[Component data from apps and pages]
▼
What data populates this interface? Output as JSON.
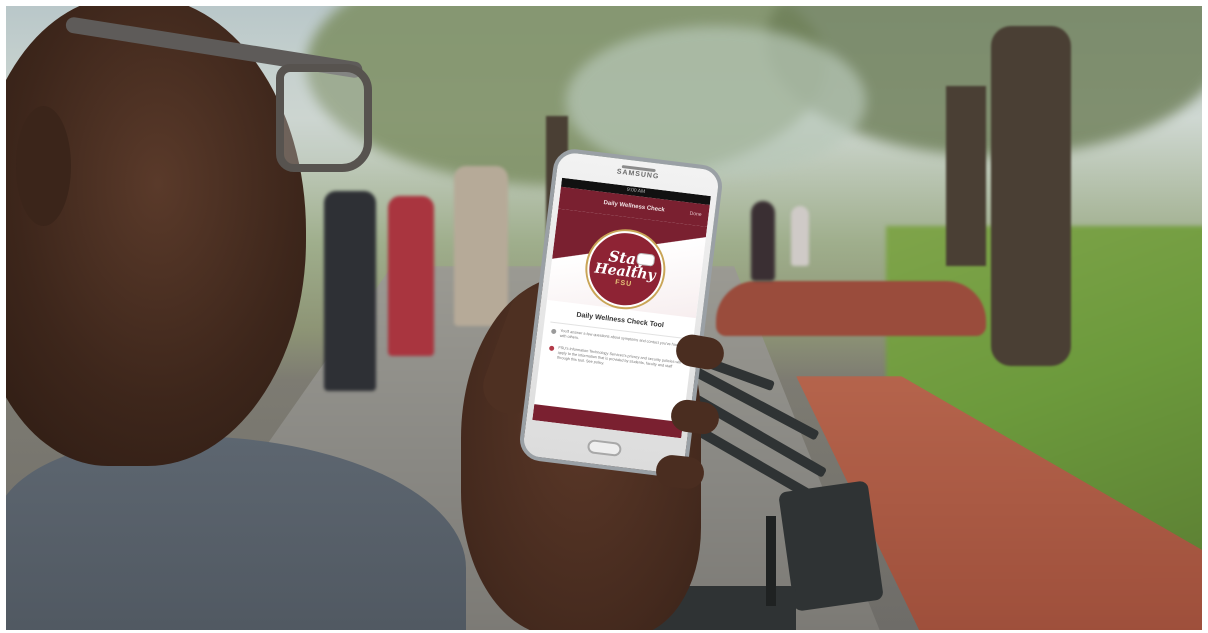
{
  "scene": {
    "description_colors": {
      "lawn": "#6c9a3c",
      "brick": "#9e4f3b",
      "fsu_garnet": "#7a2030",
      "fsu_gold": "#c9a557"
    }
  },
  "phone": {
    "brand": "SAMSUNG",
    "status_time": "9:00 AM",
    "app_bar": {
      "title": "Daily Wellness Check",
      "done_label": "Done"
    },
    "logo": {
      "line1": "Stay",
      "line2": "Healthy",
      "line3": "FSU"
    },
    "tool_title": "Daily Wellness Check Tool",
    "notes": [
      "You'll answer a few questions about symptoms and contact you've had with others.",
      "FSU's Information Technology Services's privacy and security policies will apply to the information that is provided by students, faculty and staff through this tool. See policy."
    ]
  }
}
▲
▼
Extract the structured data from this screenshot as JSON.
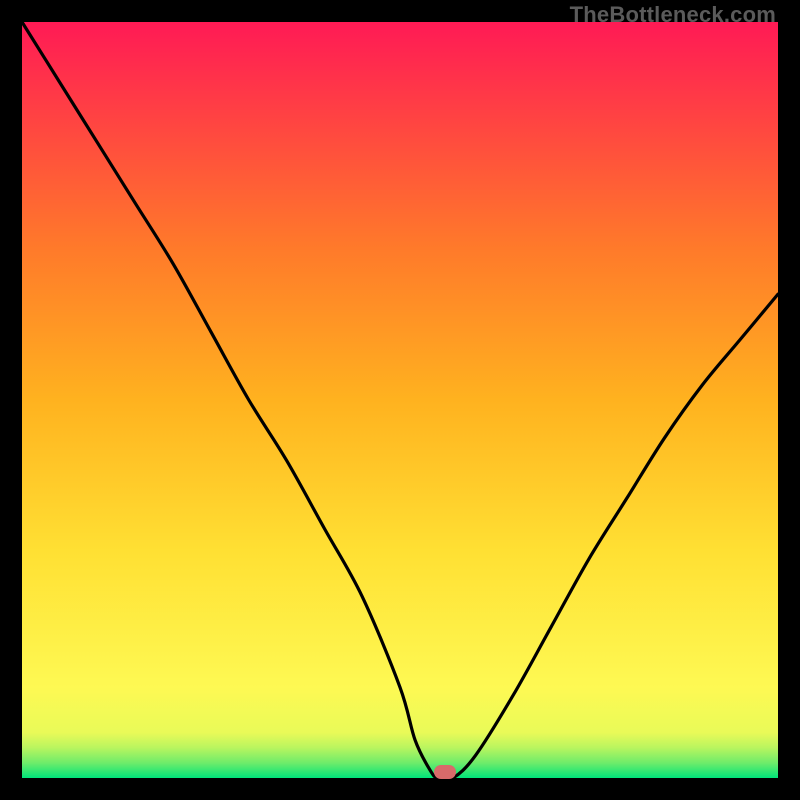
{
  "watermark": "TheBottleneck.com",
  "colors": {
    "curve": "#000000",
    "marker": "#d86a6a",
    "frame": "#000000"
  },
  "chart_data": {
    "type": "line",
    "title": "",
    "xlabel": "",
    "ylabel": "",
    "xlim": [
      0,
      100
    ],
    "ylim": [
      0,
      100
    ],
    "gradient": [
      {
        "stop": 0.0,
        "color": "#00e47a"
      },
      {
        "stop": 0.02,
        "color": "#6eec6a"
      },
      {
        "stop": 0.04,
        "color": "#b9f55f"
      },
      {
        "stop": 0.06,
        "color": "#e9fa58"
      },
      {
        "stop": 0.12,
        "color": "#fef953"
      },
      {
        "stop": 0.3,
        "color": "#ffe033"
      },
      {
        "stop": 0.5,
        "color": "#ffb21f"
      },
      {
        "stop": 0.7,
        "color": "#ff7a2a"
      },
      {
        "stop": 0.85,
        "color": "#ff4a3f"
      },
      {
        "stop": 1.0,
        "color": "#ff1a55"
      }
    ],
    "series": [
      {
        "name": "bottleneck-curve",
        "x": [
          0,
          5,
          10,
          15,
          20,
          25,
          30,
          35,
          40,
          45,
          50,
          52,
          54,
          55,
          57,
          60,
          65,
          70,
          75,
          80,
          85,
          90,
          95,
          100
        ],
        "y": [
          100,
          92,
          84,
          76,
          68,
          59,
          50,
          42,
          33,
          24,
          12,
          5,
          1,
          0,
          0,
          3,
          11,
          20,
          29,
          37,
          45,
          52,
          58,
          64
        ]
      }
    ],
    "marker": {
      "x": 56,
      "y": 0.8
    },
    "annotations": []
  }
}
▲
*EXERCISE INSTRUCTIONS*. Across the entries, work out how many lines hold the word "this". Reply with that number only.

*SOLUTION TO THE EXERCISE*. 3